Blinking Eye Nebula: Fascinating Facts (NGC 6826)

This is about the Blinking Eye Nebula NGC 6826.

It’s located approximately 2,000 light-years from Earth.

So if you want to learn more about the Blinking Eye Nebula, then you’re in the right place.

Let’s dig right in!

What Is the Blinking Eye Nebula?

NGC 6826, the Blinking Eye Nebula, is a planetary nebula. 

Contrary to what you may be thinking, this has nothing at all to do with a planet. 

A planetary nebula happens when a star runs out of its nuclear fuel. As a result, it can no longer fight gravity and collapses in on itself. That causes it to shed its outer layers, and they float away from the star out into space. 

As the name denotes, this often causes a sphere or ring shape of star matter, resembling a planet. That is what we see in NGC 6826, with the green outer sphere and the bright leftover star directly in the middle.

NGC 6826 – The Blinking Eye Nebula

In fact, our own Sun, when it dies, will go through a similar process and create something magical looking. It takes a star much larger and more massive to more or less skip the planetary nebula step and violently explode in a supernova.

NGC 6826 is located approximately 2,000 light-years from Earth, in the constellation Cygnus, the swan. 

The nebula is only around 0.2 light-years in diameter. 

I say “only,” but this diameter still equates to more than 1.1 trillion miles, which is small in cosmic terms. 

Ultimately, the beautiful colors and shapes will likely continue floating out for 10 thousand years. 

Believe it or not, this is also short, compared to the billions of years or more than a star can live.

NGC 6826’s Appearance

First, as you can see in the photo above, NGC 6826 is a large green cloud surrounding the remaining leftover star. 

On each end are two bright red fliers

Actually, you notice two green spheres.
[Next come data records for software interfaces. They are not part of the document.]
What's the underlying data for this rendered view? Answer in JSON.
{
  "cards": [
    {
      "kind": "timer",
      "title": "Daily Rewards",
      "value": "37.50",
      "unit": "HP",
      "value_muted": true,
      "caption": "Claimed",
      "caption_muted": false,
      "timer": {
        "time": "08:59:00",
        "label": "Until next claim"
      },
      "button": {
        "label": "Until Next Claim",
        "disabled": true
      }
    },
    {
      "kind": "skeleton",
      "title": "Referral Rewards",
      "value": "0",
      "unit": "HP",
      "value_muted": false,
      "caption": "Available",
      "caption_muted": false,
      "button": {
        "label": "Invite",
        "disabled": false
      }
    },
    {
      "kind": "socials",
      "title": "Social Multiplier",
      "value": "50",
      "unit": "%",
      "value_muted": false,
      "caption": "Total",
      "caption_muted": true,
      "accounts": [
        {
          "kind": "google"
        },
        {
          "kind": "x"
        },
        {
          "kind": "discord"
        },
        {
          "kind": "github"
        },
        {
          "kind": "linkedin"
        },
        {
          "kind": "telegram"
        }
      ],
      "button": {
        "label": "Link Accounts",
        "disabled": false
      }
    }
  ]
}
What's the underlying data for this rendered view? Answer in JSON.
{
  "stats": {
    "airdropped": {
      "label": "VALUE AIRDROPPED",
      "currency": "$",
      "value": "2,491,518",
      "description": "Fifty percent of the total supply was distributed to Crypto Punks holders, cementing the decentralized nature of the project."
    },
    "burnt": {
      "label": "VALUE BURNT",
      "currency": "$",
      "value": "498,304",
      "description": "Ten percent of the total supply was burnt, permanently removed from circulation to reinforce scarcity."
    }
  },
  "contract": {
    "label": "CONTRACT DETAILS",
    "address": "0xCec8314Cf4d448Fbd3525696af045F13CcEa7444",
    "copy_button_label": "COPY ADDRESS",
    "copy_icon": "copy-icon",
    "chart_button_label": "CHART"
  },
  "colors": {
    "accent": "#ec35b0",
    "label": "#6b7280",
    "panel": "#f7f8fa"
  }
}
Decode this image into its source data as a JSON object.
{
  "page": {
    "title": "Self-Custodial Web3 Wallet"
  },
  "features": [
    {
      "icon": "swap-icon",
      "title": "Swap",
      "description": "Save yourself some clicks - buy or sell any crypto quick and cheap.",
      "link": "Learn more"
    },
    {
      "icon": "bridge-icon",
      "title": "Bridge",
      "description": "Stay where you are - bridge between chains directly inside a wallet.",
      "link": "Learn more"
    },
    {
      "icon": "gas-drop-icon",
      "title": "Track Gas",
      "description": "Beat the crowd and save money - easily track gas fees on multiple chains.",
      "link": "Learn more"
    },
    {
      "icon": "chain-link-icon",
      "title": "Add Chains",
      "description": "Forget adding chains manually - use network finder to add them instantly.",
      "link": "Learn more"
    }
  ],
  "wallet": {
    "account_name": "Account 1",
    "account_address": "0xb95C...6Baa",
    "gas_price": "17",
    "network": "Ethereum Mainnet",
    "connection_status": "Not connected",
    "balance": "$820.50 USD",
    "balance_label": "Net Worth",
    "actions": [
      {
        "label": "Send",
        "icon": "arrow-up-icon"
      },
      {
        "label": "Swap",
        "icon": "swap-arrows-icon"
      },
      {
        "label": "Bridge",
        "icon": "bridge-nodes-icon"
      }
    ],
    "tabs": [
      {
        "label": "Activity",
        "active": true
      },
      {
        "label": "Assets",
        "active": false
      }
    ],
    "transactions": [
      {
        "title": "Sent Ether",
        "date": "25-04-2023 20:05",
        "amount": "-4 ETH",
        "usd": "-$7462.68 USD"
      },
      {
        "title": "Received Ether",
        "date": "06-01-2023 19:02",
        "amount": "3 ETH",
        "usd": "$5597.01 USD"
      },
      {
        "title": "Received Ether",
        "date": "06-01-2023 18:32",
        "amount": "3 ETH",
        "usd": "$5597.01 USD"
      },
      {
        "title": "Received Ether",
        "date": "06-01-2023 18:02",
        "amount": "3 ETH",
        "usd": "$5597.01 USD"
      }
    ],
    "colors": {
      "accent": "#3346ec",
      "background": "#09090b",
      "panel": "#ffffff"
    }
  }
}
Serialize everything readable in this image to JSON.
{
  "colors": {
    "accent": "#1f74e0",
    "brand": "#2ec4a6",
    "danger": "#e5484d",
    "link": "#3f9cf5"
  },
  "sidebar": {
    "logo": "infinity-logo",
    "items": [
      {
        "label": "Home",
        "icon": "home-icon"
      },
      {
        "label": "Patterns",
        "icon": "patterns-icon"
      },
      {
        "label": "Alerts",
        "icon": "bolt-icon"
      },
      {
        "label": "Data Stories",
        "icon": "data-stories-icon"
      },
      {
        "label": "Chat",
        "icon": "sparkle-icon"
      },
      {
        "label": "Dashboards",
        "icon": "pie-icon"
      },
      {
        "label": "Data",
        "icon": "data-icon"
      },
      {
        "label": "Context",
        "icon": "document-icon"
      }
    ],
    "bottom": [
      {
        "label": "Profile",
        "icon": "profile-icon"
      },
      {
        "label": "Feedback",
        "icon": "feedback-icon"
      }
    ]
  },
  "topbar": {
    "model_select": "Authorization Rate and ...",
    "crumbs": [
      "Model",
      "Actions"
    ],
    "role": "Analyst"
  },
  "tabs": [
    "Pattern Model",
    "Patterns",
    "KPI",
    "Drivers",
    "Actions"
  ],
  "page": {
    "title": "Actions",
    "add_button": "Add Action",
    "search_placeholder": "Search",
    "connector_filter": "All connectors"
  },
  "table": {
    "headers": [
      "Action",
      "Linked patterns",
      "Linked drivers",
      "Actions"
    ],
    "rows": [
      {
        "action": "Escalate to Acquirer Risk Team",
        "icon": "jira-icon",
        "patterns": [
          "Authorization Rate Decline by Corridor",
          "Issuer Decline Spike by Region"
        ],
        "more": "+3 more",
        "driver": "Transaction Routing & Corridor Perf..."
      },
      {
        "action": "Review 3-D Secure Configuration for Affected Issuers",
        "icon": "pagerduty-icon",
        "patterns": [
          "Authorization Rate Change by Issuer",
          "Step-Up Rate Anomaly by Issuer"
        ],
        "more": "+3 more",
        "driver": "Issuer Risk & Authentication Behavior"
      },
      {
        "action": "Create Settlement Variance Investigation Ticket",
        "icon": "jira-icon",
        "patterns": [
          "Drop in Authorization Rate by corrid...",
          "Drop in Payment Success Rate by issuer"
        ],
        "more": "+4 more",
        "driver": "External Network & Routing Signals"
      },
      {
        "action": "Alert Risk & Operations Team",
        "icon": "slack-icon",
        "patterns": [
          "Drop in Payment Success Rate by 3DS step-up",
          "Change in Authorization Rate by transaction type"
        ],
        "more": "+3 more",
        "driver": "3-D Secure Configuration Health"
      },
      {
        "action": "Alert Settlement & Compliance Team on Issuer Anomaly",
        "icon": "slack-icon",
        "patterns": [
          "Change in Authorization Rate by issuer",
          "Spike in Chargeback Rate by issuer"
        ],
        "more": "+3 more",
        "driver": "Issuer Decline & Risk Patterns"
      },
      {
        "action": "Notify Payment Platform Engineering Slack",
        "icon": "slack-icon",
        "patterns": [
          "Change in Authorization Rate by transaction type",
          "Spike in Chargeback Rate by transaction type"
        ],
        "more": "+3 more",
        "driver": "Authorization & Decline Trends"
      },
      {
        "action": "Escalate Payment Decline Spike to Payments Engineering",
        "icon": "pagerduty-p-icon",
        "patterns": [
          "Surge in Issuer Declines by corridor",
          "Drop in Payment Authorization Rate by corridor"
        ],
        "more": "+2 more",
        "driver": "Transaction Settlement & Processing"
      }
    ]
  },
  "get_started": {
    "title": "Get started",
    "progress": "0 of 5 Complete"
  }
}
That is because the extremely hot leftover star in the center pushes out a scorching wind. This hot wind blows the former star’s matter away and leaves the noticeable empty bubble around itself. 

As this green gas is pushed outward, it bumps into the gas that is farther out and reacts, hence the two green clouds.

Next are the beautiful red flares on both sides. These are called fliers (Fast Low-Ionization Emission Region)

Fliers are essentially sections of gas emissions, commonly seen in planetary nebulae that move much faster than the rest of the material. 

In fact, they are moving at supersonic speeds. Scientists believe flier’s rapid speeds indicate that they are much younger than the rest of the nebula’s materials.